What happens if a taxpayer fails to meet any of the material participation tests?
If a taxpayer fails to meet any of the material participation tests, the activity may be classified as a passive activity, leading to limitations on the deductibility of losses as per the passive activity rules. It’s essential for taxpayers to understand the implications of failing to qualify under these tests and how it may affect their tax liabilities.
Can a taxpayer qualify as a material participant in multiple income-generating activities simultaneously?
Yes, a taxpayer can qualify as a material participant in multiple income-generating activities simultaneously. However, it’s crucial to ensure that the participation criteria for each activity are individually met, as failing to do so may result in the classification of certain activities as passive, affecting the deductibility of losses associated with those activities.

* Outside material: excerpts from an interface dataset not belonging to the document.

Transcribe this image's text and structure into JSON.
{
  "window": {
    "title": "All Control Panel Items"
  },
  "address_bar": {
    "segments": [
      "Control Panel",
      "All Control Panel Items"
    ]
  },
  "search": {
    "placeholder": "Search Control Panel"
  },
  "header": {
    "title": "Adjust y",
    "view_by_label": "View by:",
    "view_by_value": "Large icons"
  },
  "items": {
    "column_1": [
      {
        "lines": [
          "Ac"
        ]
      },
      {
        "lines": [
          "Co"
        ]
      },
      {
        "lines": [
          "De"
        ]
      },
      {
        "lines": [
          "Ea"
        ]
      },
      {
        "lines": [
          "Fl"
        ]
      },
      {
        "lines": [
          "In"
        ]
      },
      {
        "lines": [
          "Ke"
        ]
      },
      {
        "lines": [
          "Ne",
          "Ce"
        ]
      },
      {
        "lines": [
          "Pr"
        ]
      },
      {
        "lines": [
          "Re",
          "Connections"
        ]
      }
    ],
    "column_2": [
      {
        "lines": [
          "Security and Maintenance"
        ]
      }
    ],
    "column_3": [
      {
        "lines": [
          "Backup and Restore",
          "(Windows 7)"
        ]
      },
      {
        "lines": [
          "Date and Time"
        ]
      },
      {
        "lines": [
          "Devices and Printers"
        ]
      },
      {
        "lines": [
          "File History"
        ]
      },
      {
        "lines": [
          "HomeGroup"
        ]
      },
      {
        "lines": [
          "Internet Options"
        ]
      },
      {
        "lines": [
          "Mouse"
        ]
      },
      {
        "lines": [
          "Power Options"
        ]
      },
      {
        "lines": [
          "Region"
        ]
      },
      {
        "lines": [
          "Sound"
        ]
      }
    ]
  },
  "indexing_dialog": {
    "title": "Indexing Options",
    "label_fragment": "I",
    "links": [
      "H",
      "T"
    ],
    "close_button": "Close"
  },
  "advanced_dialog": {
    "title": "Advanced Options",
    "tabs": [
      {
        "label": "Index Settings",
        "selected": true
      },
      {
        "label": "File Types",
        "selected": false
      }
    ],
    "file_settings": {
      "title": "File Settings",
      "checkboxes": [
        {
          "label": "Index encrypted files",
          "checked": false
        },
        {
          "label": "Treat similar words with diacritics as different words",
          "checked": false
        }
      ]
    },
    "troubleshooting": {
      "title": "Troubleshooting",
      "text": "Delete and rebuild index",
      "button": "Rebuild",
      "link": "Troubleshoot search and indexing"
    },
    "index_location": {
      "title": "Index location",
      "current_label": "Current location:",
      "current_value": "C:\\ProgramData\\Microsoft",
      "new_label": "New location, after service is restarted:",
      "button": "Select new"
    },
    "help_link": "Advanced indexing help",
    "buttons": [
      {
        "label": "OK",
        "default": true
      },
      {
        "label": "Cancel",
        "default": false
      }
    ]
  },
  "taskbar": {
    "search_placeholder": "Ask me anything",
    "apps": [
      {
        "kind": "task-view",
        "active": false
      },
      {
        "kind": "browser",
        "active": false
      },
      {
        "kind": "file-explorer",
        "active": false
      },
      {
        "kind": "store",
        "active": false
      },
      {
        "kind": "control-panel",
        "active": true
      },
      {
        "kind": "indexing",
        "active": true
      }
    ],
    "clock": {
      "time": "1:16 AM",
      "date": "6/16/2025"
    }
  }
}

What records should taxpayers maintain to demonstrate material participation?
To demonstrate material participation, taxpayers should maintain accurate records of the hours dedicated to each income-generating activity, along with detailed descriptions of the nature of the tasks performed. Keeping organized records, such as appointment books, calendars, and narrative summaries, can significantly support the verification of material participation in the event of an IRS audit or inquiry.
How does the IRS verify material participation during an audit?

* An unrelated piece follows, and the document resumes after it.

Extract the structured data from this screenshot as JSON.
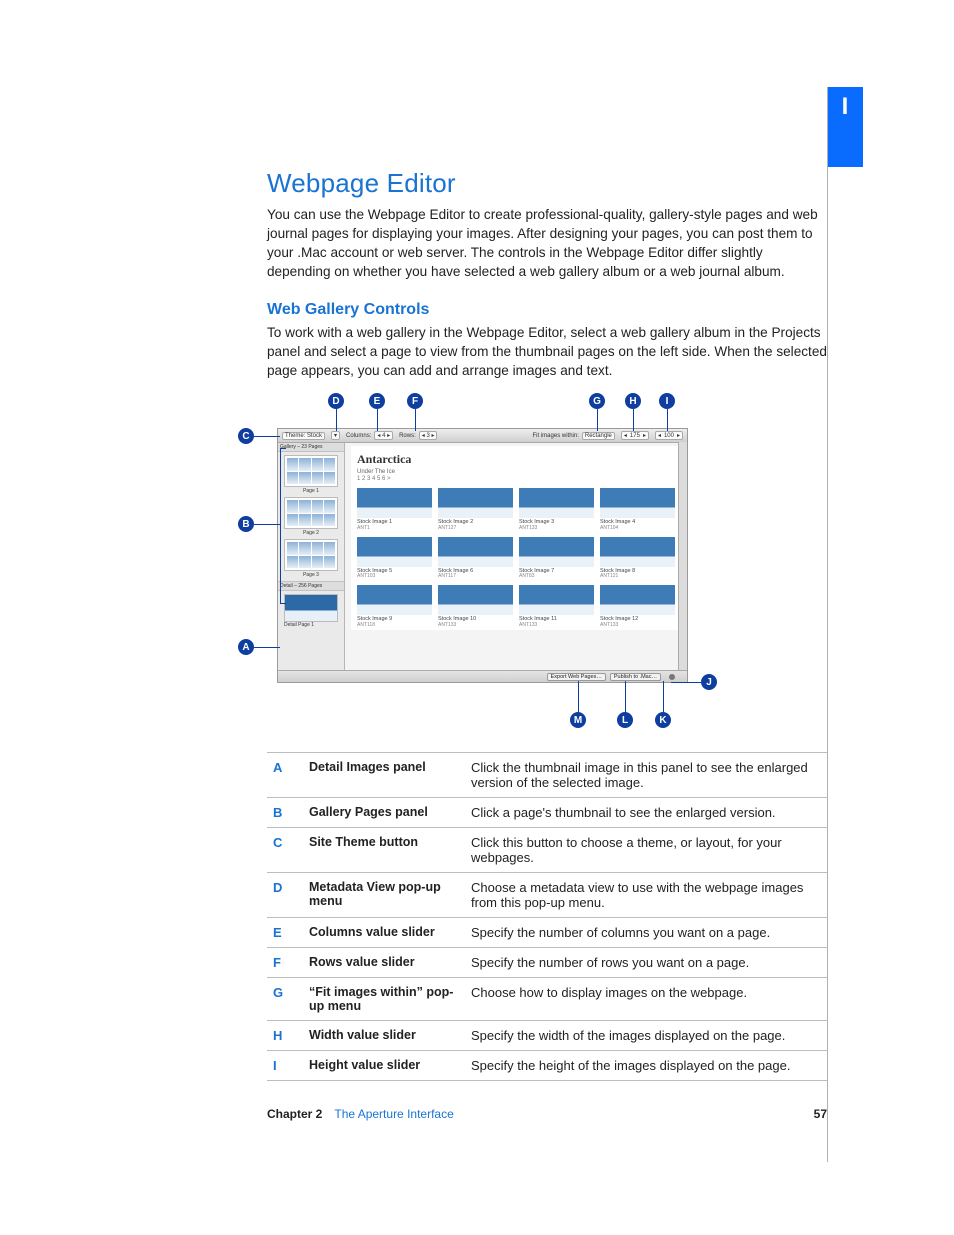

During an audit, the IRS may request documentation that substantiates the taxpayer’s active engagement in the income-generating activity. The IRS typically examines the records maintained by the taxpayer, such as appointment logs, calendars, and any other relevant documentation that outlines the hours and nature of the participation. Providing comprehensive and well-documented evidence is crucial for substantiating material participation during an audit.
Are there any exceptions to the material participation tests for specific types of income-generating activities?
Yes, certain exceptions exist for specific types of income-generating activities. For instance, personal service activities have their own set of criteria under Test Six, which may differ from other tests. Taxpayers engaged in such activities should thoroughly understand the unique requirements applicable to their respective fields and ensure compliance with the specific criteria outlined by the IRS.
How can professional advisors assist taxpayers in navigating material participation tests?
Professional advisors, such as financial experts and tax consultants, can provide valuable guidance and assistance in navigating the complexities of material participation tests. They can offer comprehensive insights into the specific requirements of each test, help taxpayers maintain accurate records, and provide strategic advice on ensuring compliance with the IRS regulations. Seeking the expertise of professional advisors can significantly streamline the process of meeting material participation criteria and effectively managing tax obligations.
- Material participation tests assess active engagement in income-generating activities and determine the deductibility of losses on tax returns.
- Meeting at least one of the seven material participation tests is essential for qualifying as a material participant.
- Compliance with these tests ensures the full deductibility of losses, providing significant tax benefits for taxpayers.
- Tracking and documenting participation hours accurately is crucial for meeting the material participation criteria.
- Professional guidance from financial advisors or tax experts can be beneficial in navigating the complexities of material participation tests.
View article sources
- Material Participation – National Timber Tax
- A Trust’s “Material Participation” Is No Longer Immaterial – American Bar Association
- 26 CFR § 1.469-5T – Material participation (temporary). – Legal Information Institute